Beethoven, L. Van: Violin Sonata No. 10 in G Major, Op. 90
The success of the Three Sonatas, Op. 12 convinced Beethoven that the genre was worth exploring further: within three years, he completed two other sonatas for piano and violin – Opp. 23 and 24. Originally intended to be published under the same opus number (23), a printing mishap forced the publisher to separate the two works.
Nicknamed posthumously as “Frühlingssonate” (Spring Sonata), the work is the first in the genre to be in four movements. It was dedicated to Count Moritz von Fries, a patron who was also the dedicatee of other works that Beethoven published around the same time.
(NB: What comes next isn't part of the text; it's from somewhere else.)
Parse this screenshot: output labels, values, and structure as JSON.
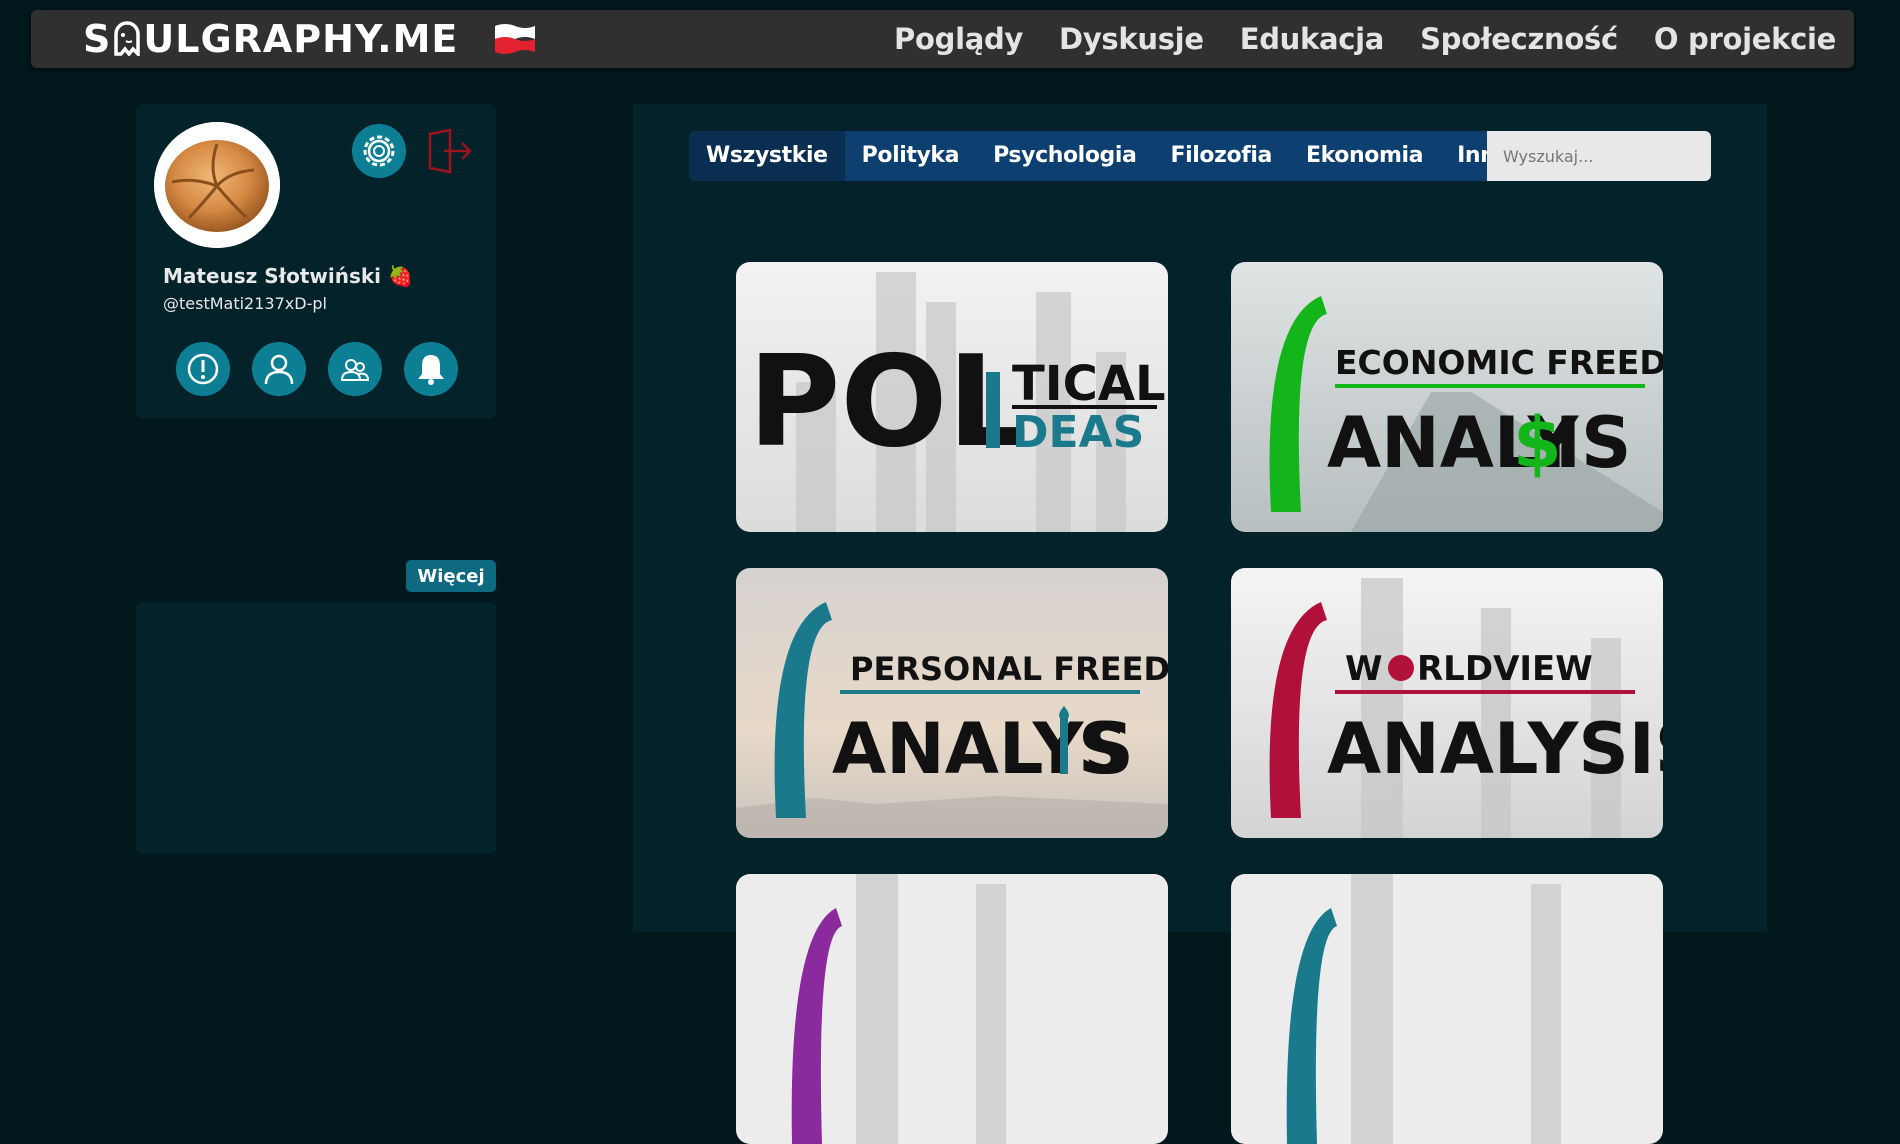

It is perhaps Beethoven’s most popular violin sonata.
By 1803, four more sonatas for piano and violin appeared in print – Opp. 30 and 47. Beethoven seemed to have found a congenial genre, especially in the highly virtuosic “Kreutzer” Sonata, Op. 47. However, it took him nine years to return to the genre. This time, he did so with a highly unconventional work – the Sonata in G Major, Op. 96. The French violinist Pierre Rode gave its premiere, alongside Archduke Rudolph at the piano. Beethoven wrote the final movement specifically with Rode in mind: the celebrated violinist apparently shunned virtuosic outbursts, which compelled the composer to give up the idea of a lively and technically challenging rondo, penning a set of variations on a jovial theme instead – an unusual choice for a closing movement.
The duo formed by violinist Alberto Bologni and pianist Giuseppe Bruno is one of the most long-standing ensemble on the Italian scene. During thirty five years of activity together, in which they have performed hundreds of concerts, we are happy to announce two important recordings made for our label, OnClassical: and, yes, the first is dedicated to Ludwig van Beethoven. This four-volume cycle, containing all Beethoven's ten Violin Sonatas, the duo gives an analytical and refined reading, highlighting the compositional complexity of each work.
The recordings was made by sound engineer Alessandro Simonetto using a historical pair of Brüel & Kjær microphones matched with Prism Sound pres and converters equipments. The outcome is a clean and natural sound.
Recorded @ Saletta acustica 'Eric James', Pove del Grappa,